→ GIVEN RECORDS:

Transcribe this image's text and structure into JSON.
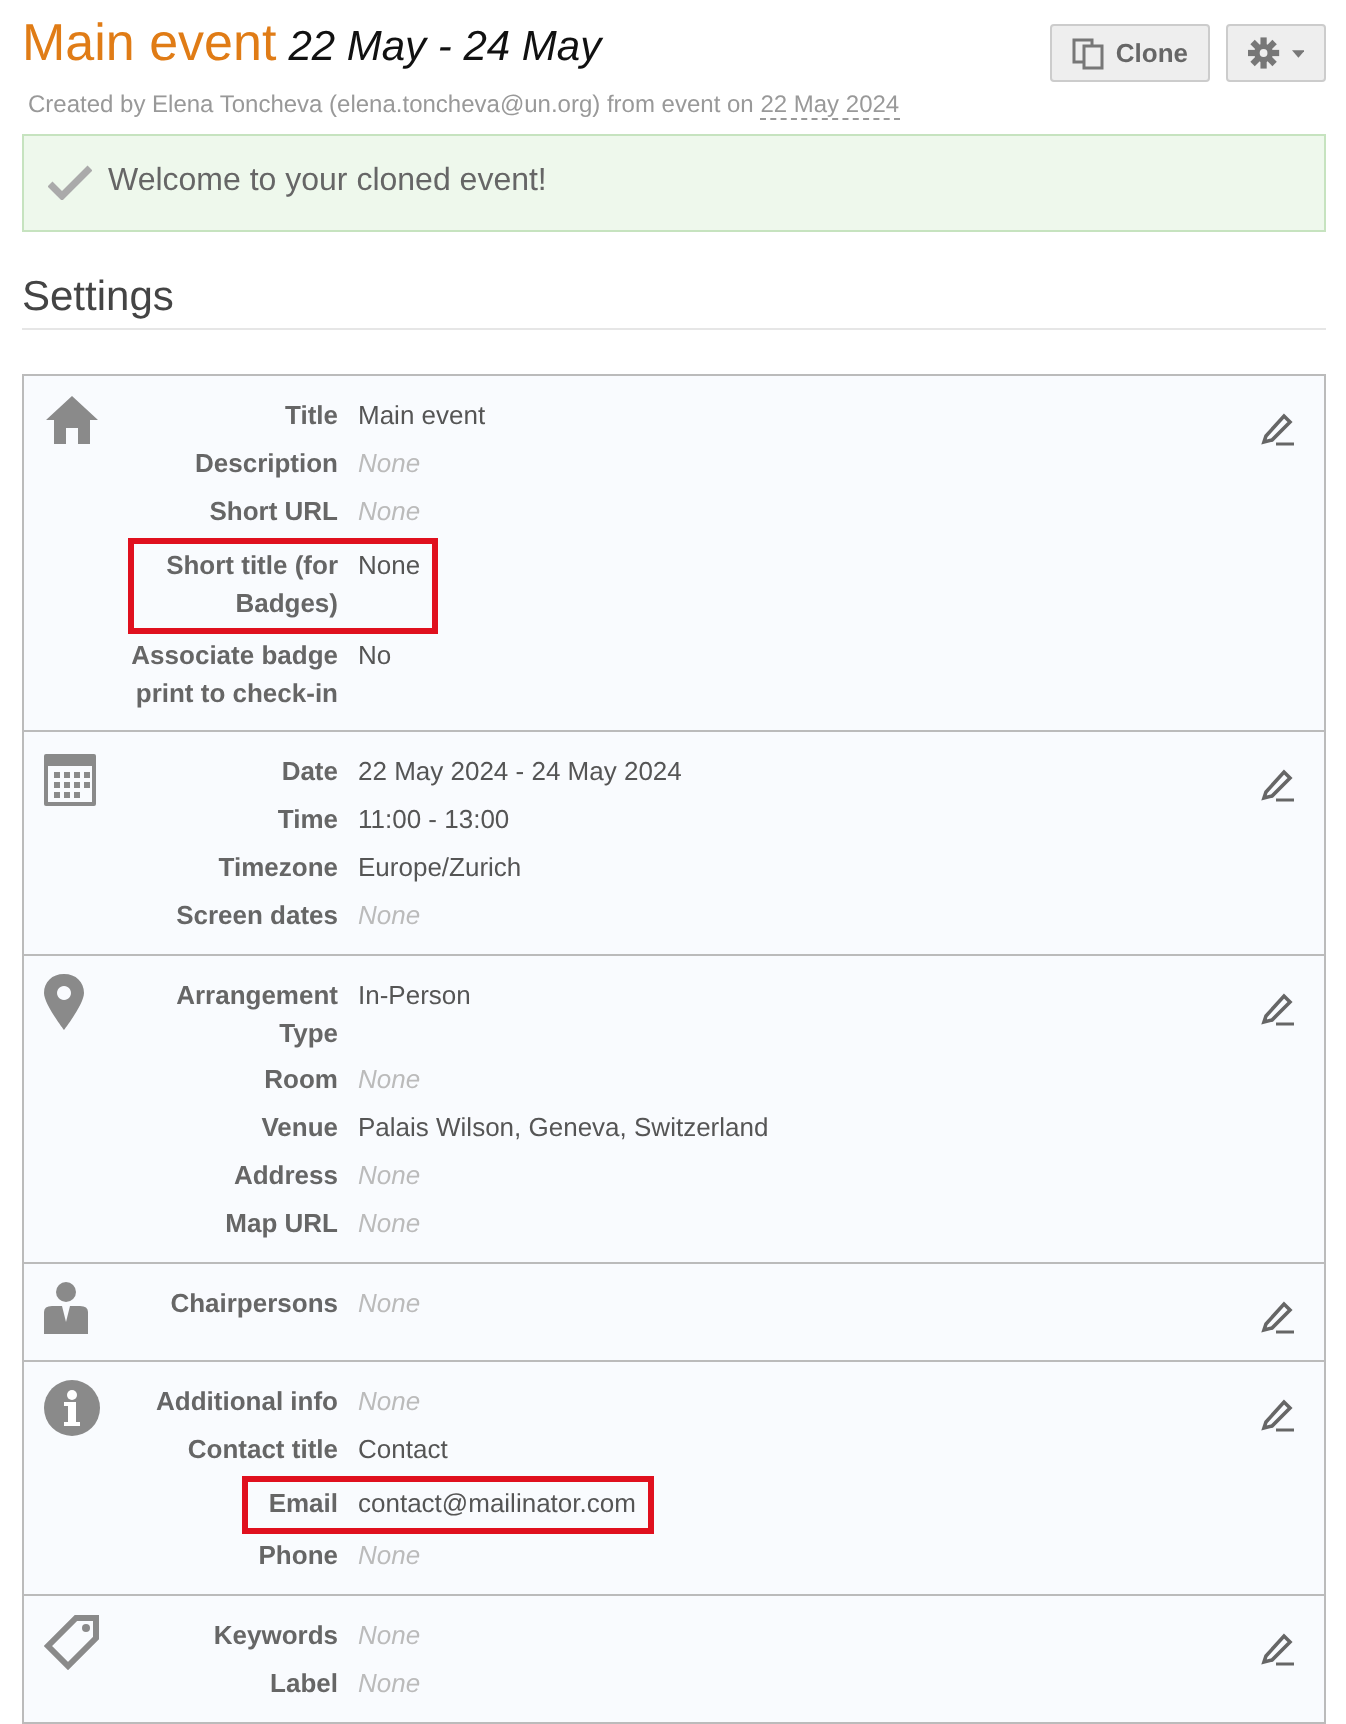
{
  "header": {
    "title": "Main event",
    "dates": "22 May - 24 May",
    "created_text": "Created by Elena Toncheva (elena.toncheva@un.org) from event on",
    "created_date": "22 May 2024"
  },
  "buttons": [
    {
      "kind": "clone",
      "label": "Clone"
    },
    {
      "kind": "settings"
    }
  ],
  "alert": {
    "text": "Welcome to your cloned event!"
  },
  "settings_heading": "Settings",
  "sections": [
    {
      "kind": "home",
      "fields": [
        {
          "label": "Title",
          "value": "Main event",
          "empty": false,
          "highlighted": false
        },
        {
          "label": "Description",
          "value": "None",
          "empty": true,
          "highlighted": false
        },
        {
          "label": "Short URL",
          "value": "None",
          "empty": true,
          "highlighted": false
        },
        {
          "label": "Short title (for Badges)",
          "value": "None",
          "empty": false,
          "highlighted": true
        },
        {
          "label": "Associate badge print to check-in",
          "value": "No",
          "empty": false,
          "highlighted": false
        }
      ]
    },
    {
      "kind": "calendar",
      "fields": [
        {
          "label": "Date",
          "value": "22 May 2024 - 24 May 2024",
          "empty": false,
          "highlighted": false
        },
        {
          "label": "Time",
          "value": "11:00 - 13:00",
          "empty": false,
          "highlighted": false
        },
        {
          "label": "Timezone",
          "value": "Europe/Zurich",
          "empty": false,
          "highlighted": false
        },
        {
          "label": "Screen dates",
          "value": "None",
          "empty": true,
          "highlighted": false
        }
      ]
    },
    {
      "kind": "pin",
      "fields": [
        {
          "label": "Arrangement Type",
          "value": "In-Person",
          "empty": false,
          "highlighted": false
        },
        {
          "label": "Room",
          "value": "None",
          "empty": true,
          "highlighted": false
        },
        {
          "label": "Venue",
          "value": "Palais Wilson, Geneva, Switzerland",
          "empty": false,
          "highlighted": false
        },
        {
          "label": "Address",
          "value": "None",
          "empty": true,
          "highlighted": false
        },
        {
          "label": "Map URL",
          "value": "None",
          "empty": true,
          "highlighted": false
        }
      ]
    },
    {
      "kind": "person",
      "fields": [
        {
          "label": "Chairpersons",
          "value": "None",
          "empty": true,
          "highlighted": false
        }
      ]
    },
    {
      "kind": "info",
      "fields": [
        {
          "label": "Additional info",
          "value": "None",
          "empty": true,
          "highlighted": false
        },
        {
          "label": "Contact title",
          "value": "Contact",
          "empty": false,
          "highlighted": false
        },
        {
          "label": "Email",
          "value": "contact@mailinator.com",
          "empty": false,
          "highlighted": true
        },
        {
          "label": "Phone",
          "value": "None",
          "empty": true,
          "highlighted": false
        }
      ]
    },
    {
      "kind": "tag",
      "fields": [
        {
          "label": "Keywords",
          "value": "None",
          "empty": true,
          "highlighted": false
        },
        {
          "label": "Label",
          "value": "None",
          "empty": true,
          "highlighted": false
        }
      ]
    }
  ]
}
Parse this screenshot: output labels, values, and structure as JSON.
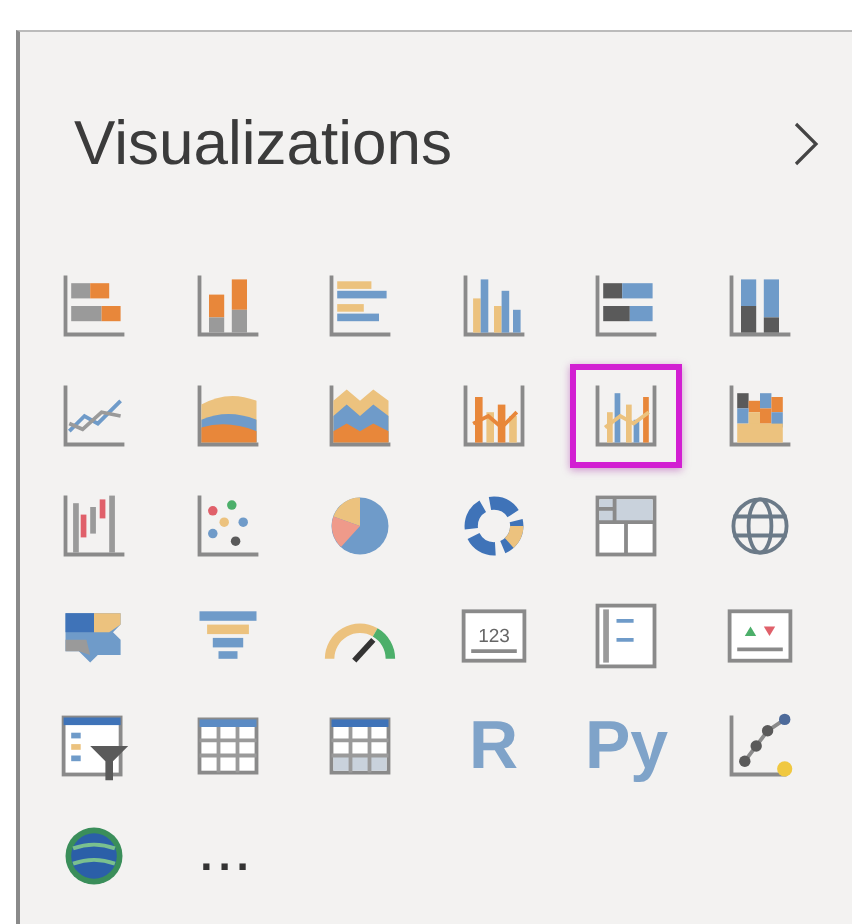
{
  "pane": {
    "title": "Visualizations"
  },
  "items": [
    {
      "kind": "stacked-bar",
      "selected": false
    },
    {
      "kind": "stacked-column",
      "selected": false
    },
    {
      "kind": "clustered-bar",
      "selected": false
    },
    {
      "kind": "clustered-column",
      "selected": false
    },
    {
      "kind": "stacked-bar-100",
      "selected": false
    },
    {
      "kind": "stacked-column-100",
      "selected": false
    },
    {
      "kind": "line",
      "selected": false
    },
    {
      "kind": "area",
      "selected": false
    },
    {
      "kind": "stacked-area",
      "selected": false
    },
    {
      "kind": "line-column",
      "selected": false
    },
    {
      "kind": "line-clustered-column",
      "selected": true
    },
    {
      "kind": "ribbon",
      "selected": false
    },
    {
      "kind": "waterfall",
      "selected": false
    },
    {
      "kind": "scatter",
      "selected": false
    },
    {
      "kind": "pie",
      "selected": false
    },
    {
      "kind": "donut",
      "selected": false
    },
    {
      "kind": "treemap",
      "selected": false
    },
    {
      "kind": "map",
      "selected": false
    },
    {
      "kind": "filled-map",
      "selected": false
    },
    {
      "kind": "funnel",
      "selected": false
    },
    {
      "kind": "gauge",
      "selected": false
    },
    {
      "kind": "card",
      "selected": false,
      "label": "123"
    },
    {
      "kind": "multi-row-card",
      "selected": false
    },
    {
      "kind": "kpi",
      "selected": false
    },
    {
      "kind": "slicer",
      "selected": false
    },
    {
      "kind": "table",
      "selected": false
    },
    {
      "kind": "matrix",
      "selected": false
    },
    {
      "kind": "text",
      "selected": false,
      "label": "R"
    },
    {
      "kind": "text",
      "selected": false,
      "label": "Py"
    },
    {
      "kind": "key-influencers",
      "selected": false
    },
    {
      "kind": "globe",
      "selected": false
    },
    {
      "kind": "more",
      "selected": false,
      "label": "..."
    }
  ]
}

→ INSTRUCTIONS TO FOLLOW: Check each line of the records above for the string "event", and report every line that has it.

→ OUTPUT FOR THIS EXERCISE:
    "title": "Main event",
    "created_text": "Created by Elena Toncheva (elena.toncheva@un.org) from event on",
    "text": "Welcome to your cloned event!"
          "value": "Main event",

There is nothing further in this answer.